** Opening Extracted entries block **

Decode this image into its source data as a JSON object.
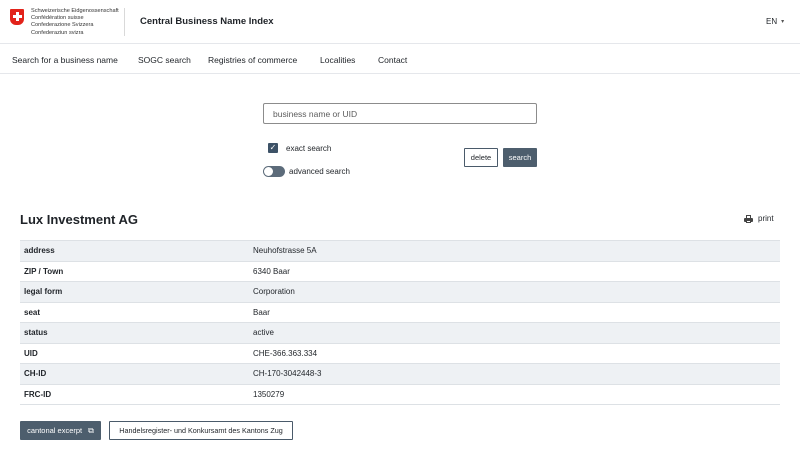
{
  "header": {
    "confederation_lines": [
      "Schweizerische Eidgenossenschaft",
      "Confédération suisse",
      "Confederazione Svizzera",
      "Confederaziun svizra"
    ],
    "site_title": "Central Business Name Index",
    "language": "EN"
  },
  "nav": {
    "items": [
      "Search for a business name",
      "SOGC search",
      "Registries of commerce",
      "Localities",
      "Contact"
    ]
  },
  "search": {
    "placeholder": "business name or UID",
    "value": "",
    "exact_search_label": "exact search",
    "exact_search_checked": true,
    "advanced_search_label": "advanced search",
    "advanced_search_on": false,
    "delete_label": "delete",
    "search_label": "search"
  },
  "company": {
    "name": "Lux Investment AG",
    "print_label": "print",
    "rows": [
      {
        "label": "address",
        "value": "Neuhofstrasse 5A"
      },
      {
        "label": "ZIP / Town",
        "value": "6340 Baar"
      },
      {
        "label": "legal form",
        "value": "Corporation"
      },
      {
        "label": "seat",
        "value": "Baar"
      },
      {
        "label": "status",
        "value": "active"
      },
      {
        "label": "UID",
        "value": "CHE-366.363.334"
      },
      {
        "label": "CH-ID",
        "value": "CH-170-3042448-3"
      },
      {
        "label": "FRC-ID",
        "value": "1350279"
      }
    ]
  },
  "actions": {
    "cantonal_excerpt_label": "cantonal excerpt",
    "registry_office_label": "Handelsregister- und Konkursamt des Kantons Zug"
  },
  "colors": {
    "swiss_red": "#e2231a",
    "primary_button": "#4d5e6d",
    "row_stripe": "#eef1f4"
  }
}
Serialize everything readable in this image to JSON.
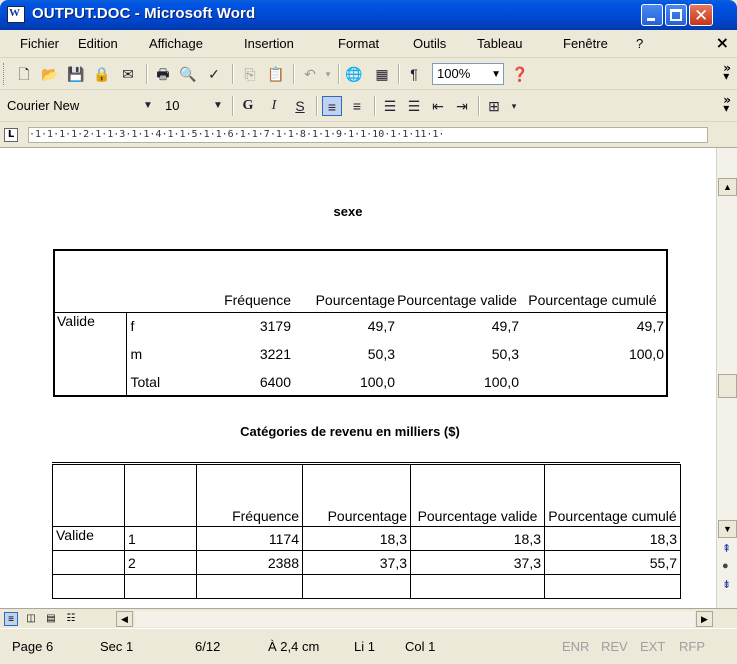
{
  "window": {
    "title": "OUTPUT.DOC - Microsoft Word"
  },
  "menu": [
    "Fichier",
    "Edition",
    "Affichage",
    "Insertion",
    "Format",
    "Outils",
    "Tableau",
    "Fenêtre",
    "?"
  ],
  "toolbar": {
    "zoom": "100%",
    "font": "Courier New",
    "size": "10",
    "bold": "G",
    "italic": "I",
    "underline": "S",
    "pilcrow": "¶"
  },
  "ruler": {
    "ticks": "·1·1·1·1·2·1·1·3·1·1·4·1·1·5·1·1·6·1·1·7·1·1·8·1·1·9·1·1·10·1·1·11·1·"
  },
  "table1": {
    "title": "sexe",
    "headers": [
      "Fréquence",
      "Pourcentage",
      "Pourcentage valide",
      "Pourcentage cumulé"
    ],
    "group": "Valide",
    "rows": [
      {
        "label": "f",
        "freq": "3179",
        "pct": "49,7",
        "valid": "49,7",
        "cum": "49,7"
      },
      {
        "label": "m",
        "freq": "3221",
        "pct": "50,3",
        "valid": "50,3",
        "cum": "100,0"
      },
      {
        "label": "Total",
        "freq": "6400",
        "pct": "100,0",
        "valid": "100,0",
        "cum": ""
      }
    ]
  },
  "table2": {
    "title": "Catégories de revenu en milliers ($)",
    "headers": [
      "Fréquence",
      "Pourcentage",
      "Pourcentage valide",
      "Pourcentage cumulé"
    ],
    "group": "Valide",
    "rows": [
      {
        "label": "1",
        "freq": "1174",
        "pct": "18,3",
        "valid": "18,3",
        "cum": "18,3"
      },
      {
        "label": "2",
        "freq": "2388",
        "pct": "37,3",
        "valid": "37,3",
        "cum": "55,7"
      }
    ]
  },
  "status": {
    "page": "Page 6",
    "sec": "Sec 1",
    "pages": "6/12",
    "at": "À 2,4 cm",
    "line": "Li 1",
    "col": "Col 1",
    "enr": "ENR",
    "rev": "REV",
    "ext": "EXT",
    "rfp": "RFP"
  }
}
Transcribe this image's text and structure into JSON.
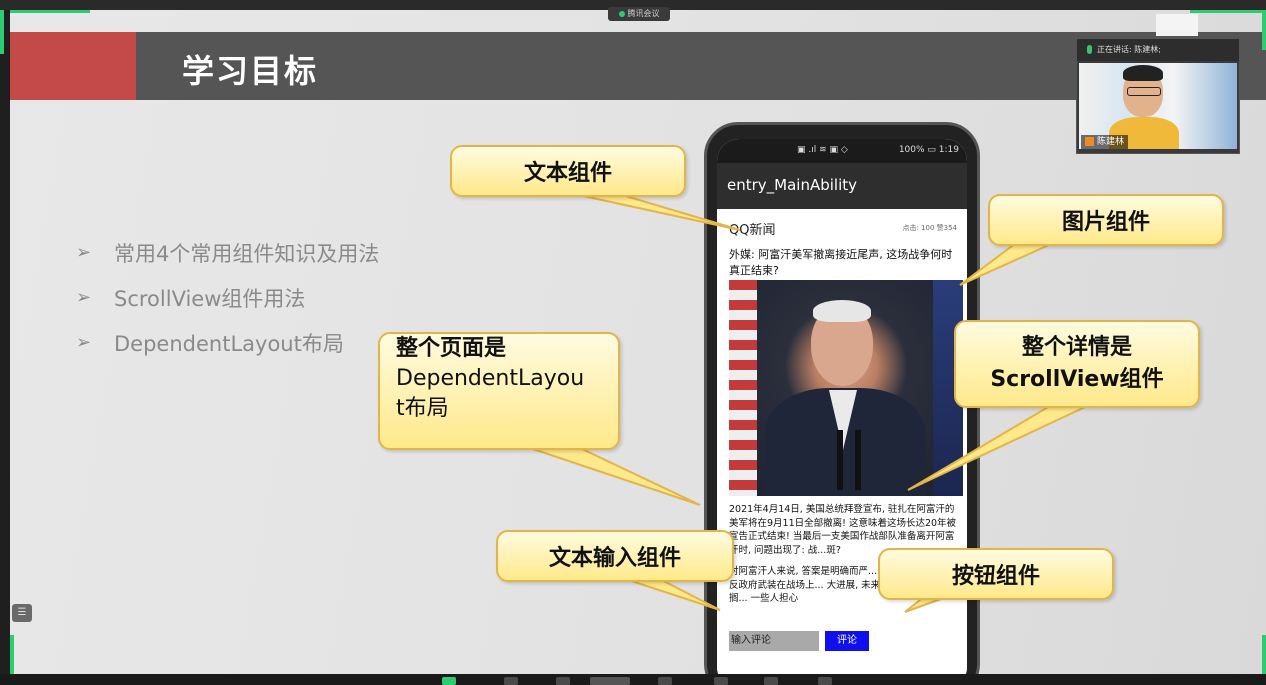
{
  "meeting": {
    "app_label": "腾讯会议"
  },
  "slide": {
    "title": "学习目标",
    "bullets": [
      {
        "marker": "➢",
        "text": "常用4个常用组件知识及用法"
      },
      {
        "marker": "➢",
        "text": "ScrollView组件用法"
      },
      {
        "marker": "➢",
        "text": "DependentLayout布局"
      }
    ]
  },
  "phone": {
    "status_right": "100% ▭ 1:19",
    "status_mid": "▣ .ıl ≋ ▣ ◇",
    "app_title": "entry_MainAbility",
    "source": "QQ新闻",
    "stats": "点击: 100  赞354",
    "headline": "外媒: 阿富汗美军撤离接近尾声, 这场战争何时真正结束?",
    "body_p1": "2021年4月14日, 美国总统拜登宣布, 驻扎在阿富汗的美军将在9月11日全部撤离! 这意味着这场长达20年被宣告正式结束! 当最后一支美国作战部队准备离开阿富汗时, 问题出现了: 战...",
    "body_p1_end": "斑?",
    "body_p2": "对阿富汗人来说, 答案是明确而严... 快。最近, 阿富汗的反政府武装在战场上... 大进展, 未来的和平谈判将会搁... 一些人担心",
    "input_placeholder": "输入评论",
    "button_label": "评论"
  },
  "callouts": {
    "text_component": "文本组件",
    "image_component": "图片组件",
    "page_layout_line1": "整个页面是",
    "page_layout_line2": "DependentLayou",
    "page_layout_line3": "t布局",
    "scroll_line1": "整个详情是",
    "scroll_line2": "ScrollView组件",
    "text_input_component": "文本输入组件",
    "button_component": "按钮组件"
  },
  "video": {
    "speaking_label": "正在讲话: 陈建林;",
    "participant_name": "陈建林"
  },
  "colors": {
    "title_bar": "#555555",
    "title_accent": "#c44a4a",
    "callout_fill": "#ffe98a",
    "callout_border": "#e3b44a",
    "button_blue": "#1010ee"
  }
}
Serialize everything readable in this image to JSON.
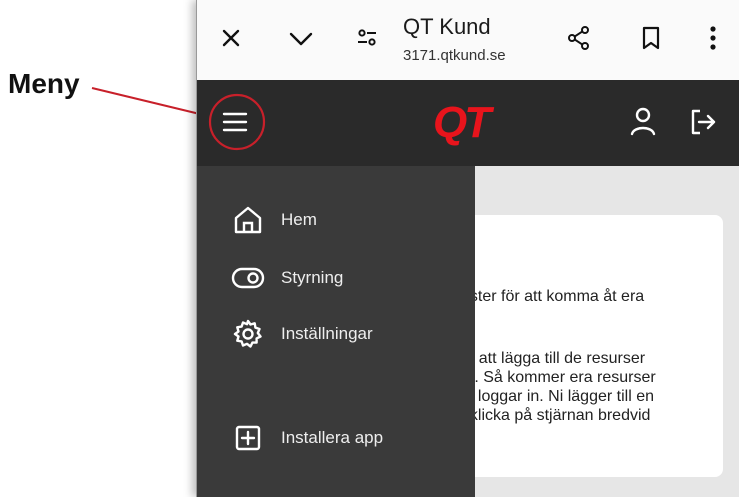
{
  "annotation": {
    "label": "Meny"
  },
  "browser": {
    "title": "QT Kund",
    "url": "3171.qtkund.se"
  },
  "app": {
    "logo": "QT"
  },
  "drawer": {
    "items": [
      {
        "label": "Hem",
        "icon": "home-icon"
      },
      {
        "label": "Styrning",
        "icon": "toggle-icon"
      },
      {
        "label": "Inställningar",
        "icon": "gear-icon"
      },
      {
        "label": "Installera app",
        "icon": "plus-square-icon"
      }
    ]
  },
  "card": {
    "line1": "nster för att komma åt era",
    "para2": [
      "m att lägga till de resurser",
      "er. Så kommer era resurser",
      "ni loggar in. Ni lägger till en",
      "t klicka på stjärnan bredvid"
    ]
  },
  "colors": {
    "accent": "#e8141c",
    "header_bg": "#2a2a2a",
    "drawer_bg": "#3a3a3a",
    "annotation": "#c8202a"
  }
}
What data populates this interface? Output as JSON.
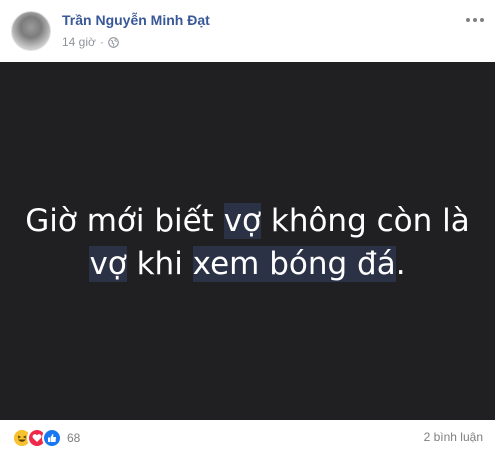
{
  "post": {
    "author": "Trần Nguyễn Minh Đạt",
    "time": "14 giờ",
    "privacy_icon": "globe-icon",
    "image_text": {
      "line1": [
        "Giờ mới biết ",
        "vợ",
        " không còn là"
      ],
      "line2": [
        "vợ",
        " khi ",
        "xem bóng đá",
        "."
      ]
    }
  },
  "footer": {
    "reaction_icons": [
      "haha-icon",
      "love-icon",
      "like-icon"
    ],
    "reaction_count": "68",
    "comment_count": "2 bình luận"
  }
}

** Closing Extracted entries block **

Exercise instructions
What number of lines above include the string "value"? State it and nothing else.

Your response
9